They face most of the drudgery and hard physical labour whether in farms or construction sites. Some of the menial work like scavenging and cleaning of sewage or sewer-lines is still reserved for them and there have been deaths of some of them while doing this impossibly hazardous task. The Budget has no provision, or allocation set aside for them so as to enable them to get rid of the grinding poverty they face.
Tribesmen: Loss of dignity, trampling of rights and crass discrimination has always been faced by tribal communities almost at a level that Dalits experience on a daily basis.
Despite provisions in the constitution to protect tribal habitations their living spaces often in forested parts of the country have been shrinking. This causes widespread displacement for tribesmen and their families leaving them with little options other than opt for menial works in villages and cities like Dalits.
The Budget should have made special provisions to take care of the needs of tribal people. But sadly the more clearly defined plight of farmers and low-paid workers needs alone could bring doles in the first case and old-age pension in the second in Goyal’s so glorified Budget.
Minorities: Neglect of minority community, or Muslim, Christians and Ramgarhias or Dalit-turned-Sikhs has for long been palpable but under the present regime this has become all the more grim.
Discrimination against members of minority communities, sects and groups has virtually been a rule rather than being an exception. And in case of Muslims the economic and educational backwardness has been starkly brought out by Ranganath Mishra and Rajinder Sachar commissions appointed by Governments in the past.
Dalit converts among Christians are not recognised as scheduled castes though they often continue to do the menial work like Dalits. It is no secret that minorities amid prejudice and discrimination are being pushed deeper into poverty and deprivation. They deserve a far better deal and special provisions, allocations and succour in the Budget.
Women: Discrimination against women cuts across the divides like castes, communities, faiths and belief and the poorer among them suffer the most. Past Budgets often had provisions and sums to make women self-dependent and their self-help groups were formed with the hope to get Government aid and assistance.

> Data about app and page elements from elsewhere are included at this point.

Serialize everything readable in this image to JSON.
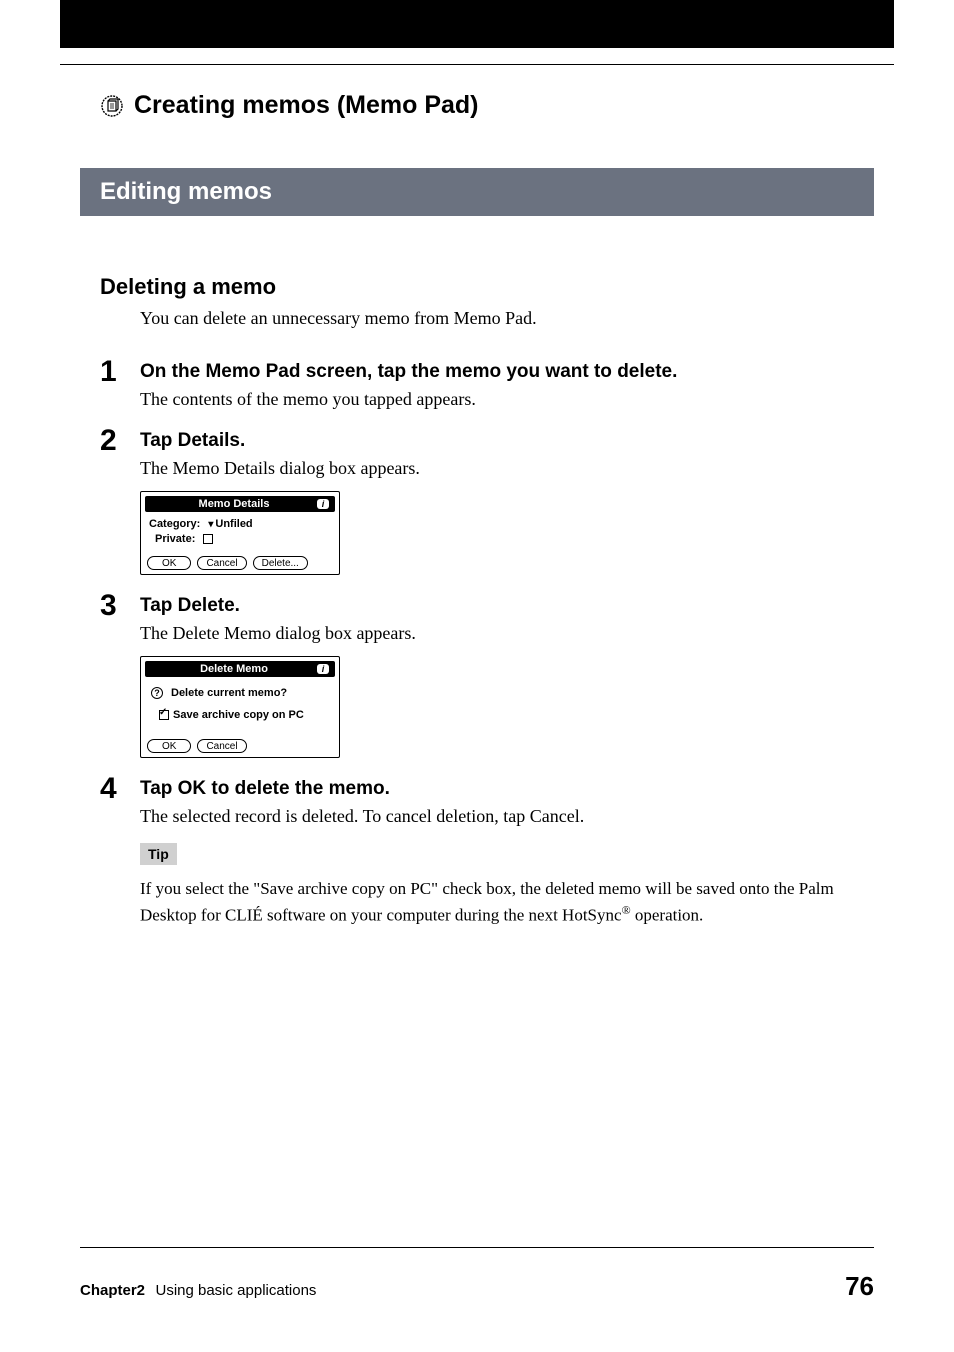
{
  "header": {
    "chapter_title": "Creating memos (Memo Pad)"
  },
  "section": {
    "title": "Editing memos"
  },
  "subsection": {
    "title": "Deleting a memo",
    "intro": "You can delete an unnecessary memo from Memo Pad."
  },
  "steps": [
    {
      "num": "1",
      "heading": "On the Memo Pad screen, tap the memo you want to delete.",
      "body": "The contents of the memo you tapped appears."
    },
    {
      "num": "2",
      "heading": "Tap Details.",
      "body": "The Memo Details dialog box appears."
    },
    {
      "num": "3",
      "heading": "Tap Delete.",
      "body": "The Delete Memo dialog box appears."
    },
    {
      "num": "4",
      "heading": "Tap OK to delete the memo.",
      "body": "The selected record is deleted. To cancel deletion, tap Cancel."
    }
  ],
  "dialog1": {
    "title": "Memo Details",
    "category_label": "Category:",
    "category_value": "Unfiled",
    "private_label": "Private:",
    "ok": "OK",
    "cancel": "Cancel",
    "delete": "Delete..."
  },
  "dialog2": {
    "title": "Delete Memo",
    "question": "Delete current memo?",
    "archive": "Save archive copy on PC",
    "ok": "OK",
    "cancel": "Cancel"
  },
  "tip": {
    "label": "Tip",
    "body_before": "If you select the \"Save archive copy on PC\" check box, the deleted memo will be saved onto the Palm Desktop for CLIÉ software on your computer during the next HotSync",
    "body_sup": "®",
    "body_after": " operation."
  },
  "footer": {
    "chapter": "Chapter2",
    "subtitle": "Using basic applications",
    "page": "76"
  }
}
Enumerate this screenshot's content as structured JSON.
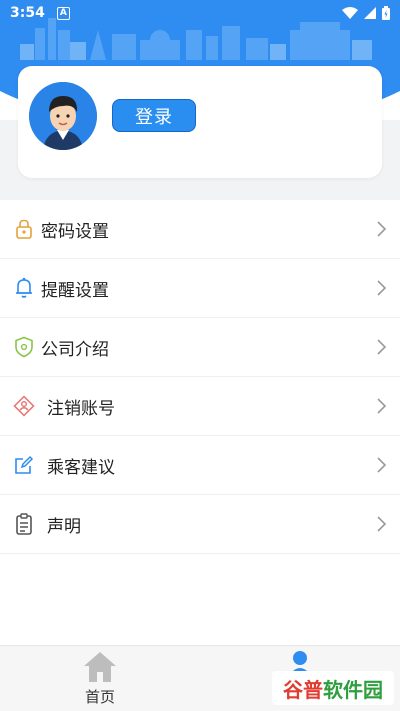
{
  "status_bar": {
    "time": "3:54",
    "notification_letter": "A"
  },
  "profile": {
    "login_label": "登录"
  },
  "menu": [
    {
      "label": "密码设置",
      "icon": "lock-icon",
      "color": "#e6a23c"
    },
    {
      "label": "提醒设置",
      "icon": "bell-icon",
      "color": "#2f8cf0"
    },
    {
      "label": "公司介绍",
      "icon": "shield-icon",
      "color": "#8bc34a"
    },
    {
      "label": "注销账号",
      "icon": "user-cancel-icon",
      "color": "#e57373"
    },
    {
      "label": "乘客建议",
      "icon": "edit-icon",
      "color": "#2f8cf0"
    },
    {
      "label": "声明",
      "icon": "clipboard-icon",
      "color": "#555555"
    }
  ],
  "bottom_nav": {
    "home_label": "首页",
    "mine_label": "我的"
  },
  "watermark": {
    "part1": "谷普",
    "part2": "软件园"
  },
  "colors": {
    "primary": "#2f8cf0",
    "background": "#f2f3f5"
  }
}
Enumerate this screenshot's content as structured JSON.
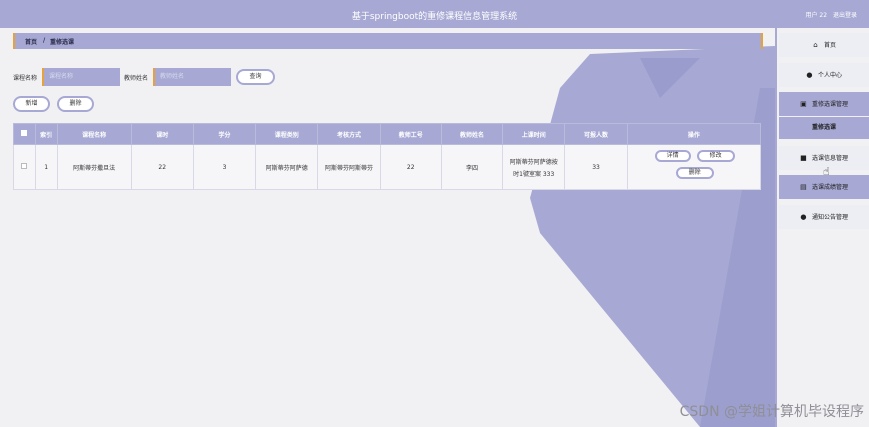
{
  "header": {
    "app_title": "基于springboot的重修课程信息管理系统",
    "user_label": "用户 22",
    "logout_label": "退出登录"
  },
  "breadcrumb": {
    "home": "首页",
    "separator": "/",
    "current": "重修选课"
  },
  "search": {
    "course_name_label": "课程名称",
    "course_name_placeholder": "课程名称",
    "teacher_name_label": "教师姓名",
    "teacher_name_placeholder": "教师姓名",
    "query_button": "查询"
  },
  "actions": {
    "add_button": "新增",
    "delete_button": "删除"
  },
  "table": {
    "columns": [
      "索引",
      "课程名称",
      "课时",
      "学分",
      "课程类别",
      "考核方式",
      "教师工号",
      "教师姓名",
      "上课时间",
      "可报人数",
      "操作"
    ],
    "rows": [
      {
        "index": "1",
        "course_name": "阿斯蒂芬撒旦法",
        "hours": "22",
        "credits": "3",
        "category": "阿斯蒂芬阿萨德",
        "assessment": "阿斯蒂芬阿斯蒂芬",
        "teacher_id": "22",
        "teacher_name": "李四",
        "schedule_line1": "阿斯蒂芬阿萨德按",
        "schedule_line2": "时1號室案 333",
        "capacity": "33",
        "ops": {
          "detail": "详情",
          "edit": "修改",
          "delete": "删除"
        }
      }
    ]
  },
  "sidebar": {
    "items": [
      {
        "label": "首页",
        "icon": "home-icon"
      },
      {
        "label": "个人中心",
        "icon": "user-icon"
      },
      {
        "label": "重修选课管理",
        "icon": "bag-icon"
      },
      {
        "label": "重修选课",
        "icon": ""
      },
      {
        "label": "选课信息管理",
        "icon": "monitor-icon"
      },
      {
        "label": "选课成绩管理",
        "icon": "printer-icon"
      },
      {
        "label": "通知公告管理",
        "icon": "pin-icon"
      }
    ]
  },
  "watermark": "CSDN @学姐计算机毕设程序",
  "colors": {
    "primary": "#a7a9d4",
    "accent": "#e6a33c",
    "background": "#f1f1f4"
  }
}
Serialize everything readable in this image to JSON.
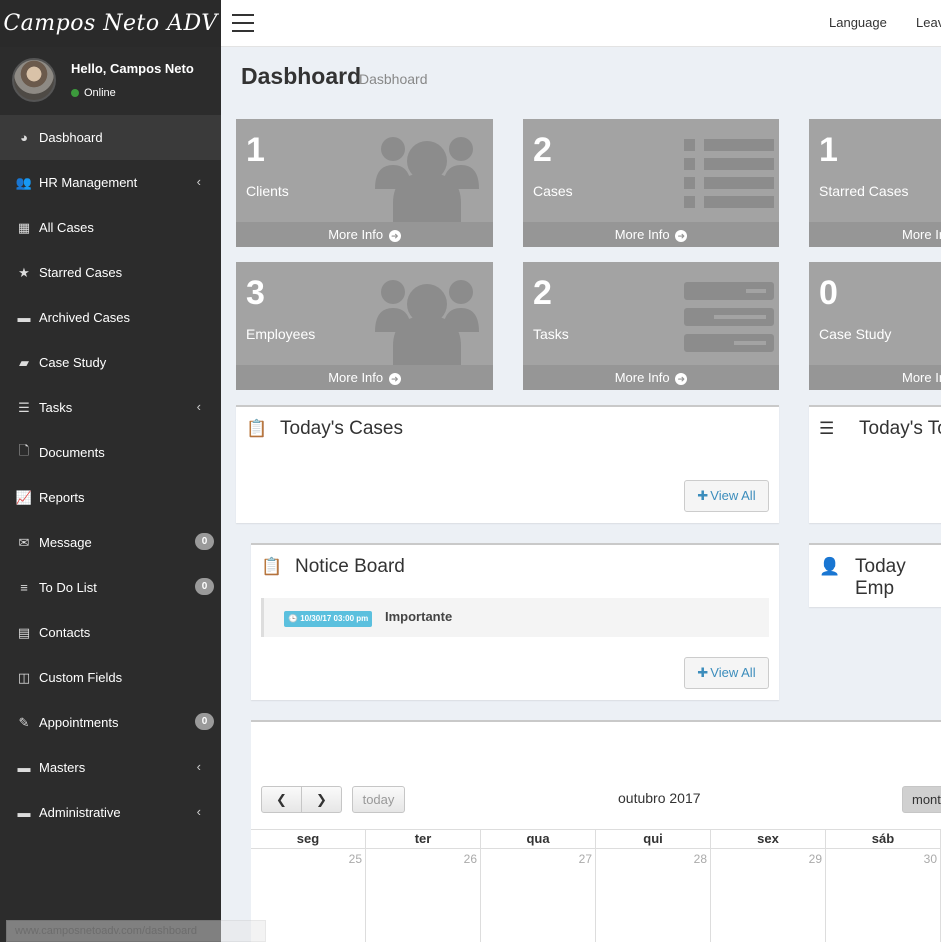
{
  "brand": {
    "name": "Campos Neto ADV"
  },
  "user": {
    "greeting": "Hello, Campos Neto",
    "status": "Online"
  },
  "sidebar": {
    "items": [
      {
        "label": "Dasbhoard",
        "icon": "dashboard-icon",
        "glyph": "◕",
        "caret": false,
        "badge": ""
      },
      {
        "label": "HR Management",
        "icon": "users-icon",
        "glyph": "👥",
        "caret": true,
        "badge": ""
      },
      {
        "label": "All Cases",
        "icon": "grid-icon",
        "glyph": "▦",
        "caret": false,
        "badge": ""
      },
      {
        "label": "Starred Cases",
        "icon": "star-icon",
        "glyph": "★",
        "caret": false,
        "badge": ""
      },
      {
        "label": "Archived Cases",
        "icon": "archive-icon",
        "glyph": "▬",
        "caret": false,
        "badge": ""
      },
      {
        "label": "Case Study",
        "icon": "book-icon",
        "glyph": "▰",
        "caret": false,
        "badge": ""
      },
      {
        "label": "Tasks",
        "icon": "tasks-icon",
        "glyph": "☰",
        "caret": true,
        "badge": ""
      },
      {
        "label": "Documents",
        "icon": "file-icon",
        "glyph": "🗋",
        "caret": false,
        "badge": ""
      },
      {
        "label": "Reports",
        "icon": "line-chart-icon",
        "glyph": "📈",
        "caret": false,
        "badge": ""
      },
      {
        "label": "Message",
        "icon": "envelope-icon",
        "glyph": "✉",
        "caret": false,
        "badge": "0"
      },
      {
        "label": "To Do List",
        "icon": "list-icon",
        "glyph": "≡",
        "caret": false,
        "badge": "0"
      },
      {
        "label": "Contacts",
        "icon": "contact-card-icon",
        "glyph": "▤",
        "caret": false,
        "badge": ""
      },
      {
        "label": "Custom Fields",
        "icon": "columns-icon",
        "glyph": "◫",
        "caret": false,
        "badge": ""
      },
      {
        "label": "Appointments",
        "icon": "pin-icon",
        "glyph": "✎",
        "caret": false,
        "badge": "0"
      },
      {
        "label": "Masters",
        "icon": "folder-icon",
        "glyph": "▬",
        "caret": true,
        "badge": ""
      },
      {
        "label": "Administrative",
        "icon": "folder-icon",
        "glyph": "▬",
        "caret": true,
        "badge": ""
      }
    ]
  },
  "topbar": {
    "language": "Language",
    "leave": "Leav"
  },
  "page": {
    "title": "Dasbhoard",
    "breadcrumb": "Dasbhoard"
  },
  "stats": [
    {
      "value": "1",
      "label": "Clients",
      "footer": "More Info",
      "icon": "users-icon"
    },
    {
      "value": "2",
      "label": "Cases",
      "footer": "More Info",
      "icon": "list-icon"
    },
    {
      "value": "1",
      "label": "Starred Cases",
      "footer": "More In",
      "icon": "star-icon"
    },
    {
      "value": "3",
      "label": "Employees",
      "footer": "More Info",
      "icon": "users-icon"
    },
    {
      "value": "2",
      "label": "Tasks",
      "footer": "More Info",
      "icon": "tasks-icon"
    },
    {
      "value": "0",
      "label": "Case Study",
      "footer": "More In",
      "icon": "book-icon"
    }
  ],
  "panels": {
    "today_cases": {
      "title": "Today's Cases",
      "button": "View All"
    },
    "today_tasks": {
      "title": "Today's To"
    },
    "notice_board": {
      "title": "Notice Board",
      "button": "View All",
      "notice_time": "10/30/17 03:00 pm",
      "notice_text": "Importante"
    },
    "today_employees": {
      "title": "Today Emp"
    }
  },
  "calendar": {
    "title": "outubro 2017",
    "today_label": "today",
    "view_label": "mont",
    "days": [
      "seg",
      "ter",
      "qua",
      "qui",
      "sex",
      "sáb"
    ],
    "dates": [
      "25",
      "26",
      "27",
      "28",
      "29",
      "30"
    ]
  },
  "status_bar": {
    "url": "www.camposnetoadv.com/dashboard"
  }
}
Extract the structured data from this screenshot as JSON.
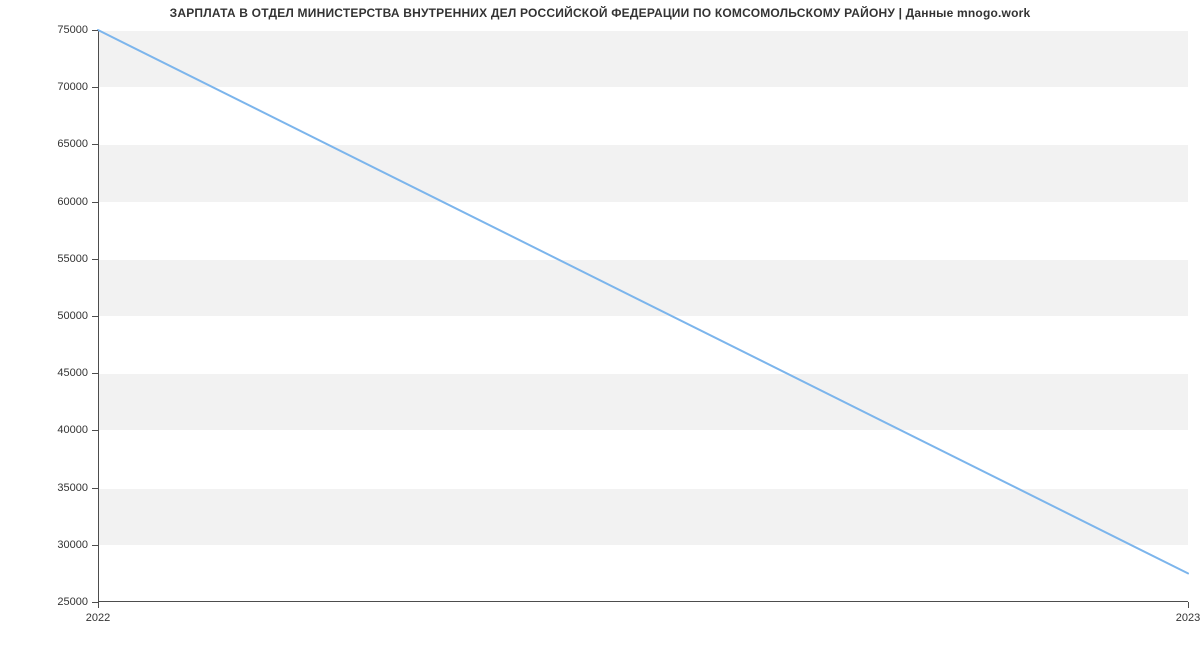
{
  "chart_data": {
    "type": "line",
    "title": "ЗАРПЛАТА В ОТДЕЛ МИНИСТЕРСТВА ВНУТРЕННИХ ДЕЛ РОССИЙСКОЙ ФЕДЕРАЦИИ ПО КОМСОМОЛЬСКОМУ РАЙОНУ | Данные mnogo.work",
    "xlabel": "",
    "ylabel": "",
    "categories": [
      "2022",
      "2023"
    ],
    "x": [
      2022,
      2023
    ],
    "values": [
      75000,
      27500
    ],
    "ylim": [
      25000,
      75000
    ],
    "y_ticks": [
      25000,
      30000,
      35000,
      40000,
      45000,
      50000,
      55000,
      60000,
      65000,
      70000,
      75000
    ],
    "x_ticks": [
      "2022",
      "2023"
    ],
    "line_color": "#7cb5ec",
    "grid": true
  }
}
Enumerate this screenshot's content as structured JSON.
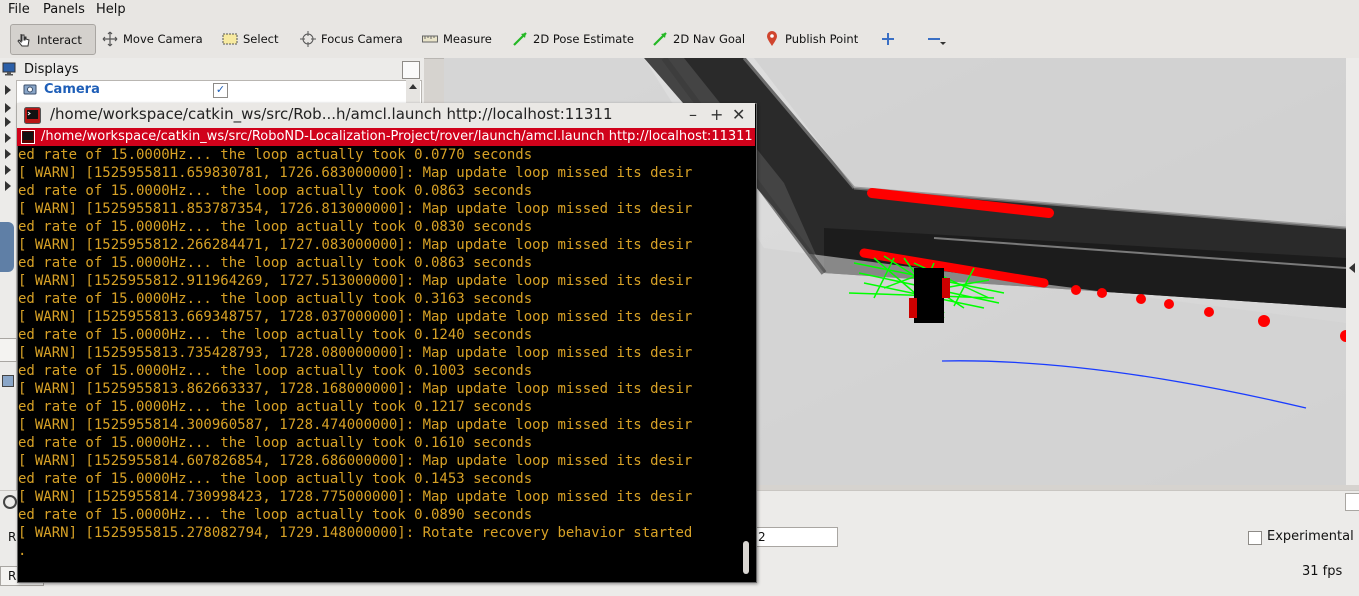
{
  "menu": {
    "file": "File",
    "panels": "Panels",
    "help": "Help"
  },
  "toolbar": {
    "interact": "Interact",
    "move_camera": "Move Camera",
    "select": "Select",
    "focus_camera": "Focus Camera",
    "measure": "Measure",
    "pose_estimate": "2D Pose Estimate",
    "nav_goal": "2D Nav Goal",
    "publish_point": "Publish Point"
  },
  "displays": {
    "title": "Displays",
    "first_item": "Camera"
  },
  "terminal": {
    "title": "/home/workspace/catkin_ws/src/Rob...h/amcl.launch http://localhost:11311",
    "tab": "/home/workspace/catkin_ws/src/RoboND-Localization-Project/rover/launch/amcl.launch http://localhost:11311",
    "lines": [
      "ed rate of 15.0000Hz... the loop actually took 0.0770 seconds",
      "[ WARN] [1525955811.659830781, 1726.683000000]: Map update loop missed its desir",
      "ed rate of 15.0000Hz... the loop actually took 0.0863 seconds",
      "[ WARN] [1525955811.853787354, 1726.813000000]: Map update loop missed its desir",
      "ed rate of 15.0000Hz... the loop actually took 0.0830 seconds",
      "[ WARN] [1525955812.266284471, 1727.083000000]: Map update loop missed its desir",
      "ed rate of 15.0000Hz... the loop actually took 0.0863 seconds",
      "[ WARN] [1525955812.911964269, 1727.513000000]: Map update loop missed its desir",
      "ed rate of 15.0000Hz... the loop actually took 0.3163 seconds",
      "[ WARN] [1525955813.669348757, 1728.037000000]: Map update loop missed its desir",
      "ed rate of 15.0000Hz... the loop actually took 0.1240 seconds",
      "[ WARN] [1525955813.735428793, 1728.080000000]: Map update loop missed its desir",
      "ed rate of 15.0000Hz... the loop actually took 0.1003 seconds",
      "[ WARN] [1525955813.862663337, 1728.168000000]: Map update loop missed its desir",
      "ed rate of 15.0000Hz... the loop actually took 0.1217 seconds",
      "[ WARN] [1525955814.300960587, 1728.474000000]: Map update loop missed its desir",
      "ed rate of 15.0000Hz... the loop actually took 0.1610 seconds",
      "[ WARN] [1525955814.607826854, 1728.686000000]: Map update loop missed its desir",
      "ed rate of 15.0000Hz... the loop actually took 0.1453 seconds",
      "[ WARN] [1525955814.730998423, 1728.775000000]: Map update loop missed its desir",
      "ed rate of 15.0000Hz... the loop actually took 0.0890 seconds",
      "[ WARN] [1525955815.278082794, 1729.148000000]: Rotate recovery behavior started",
      "."
    ]
  },
  "bottom": {
    "time_value": "2",
    "experimental": "Experimental",
    "fps": "31 fps",
    "left_cut_r": "R",
    "left_cut_re": "R"
  },
  "colors": {
    "terminal_text": "#d7a126",
    "terminal_tab": "#d0021b",
    "laser": "#ff0000",
    "particles": "#00ff00",
    "path": "#1a3cff"
  }
}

Obviously, this has missed Piyush Goyal’s attention when he made his Budget speech today
He has, indeed, belied women’s expectations.
And overall: So instead of helping these poor, needy and deserving sections of the society Goyal presented a Budget in the absence of his Cabinet colleague Arun Jaitley that waives off income tax through cent percent rebate to those earning over Rs 41,000 a month or Rs 5 lakh a year.
His rebate scheme went further to exempt from income tax those earning over Rs 54,000 a month, or Rs 6.5 lakh a year, in case they make a few tax-relieving deposits in banks or other financial institutions. And this is how the well-heeled are applauding Goyal while those without means are silent like ever.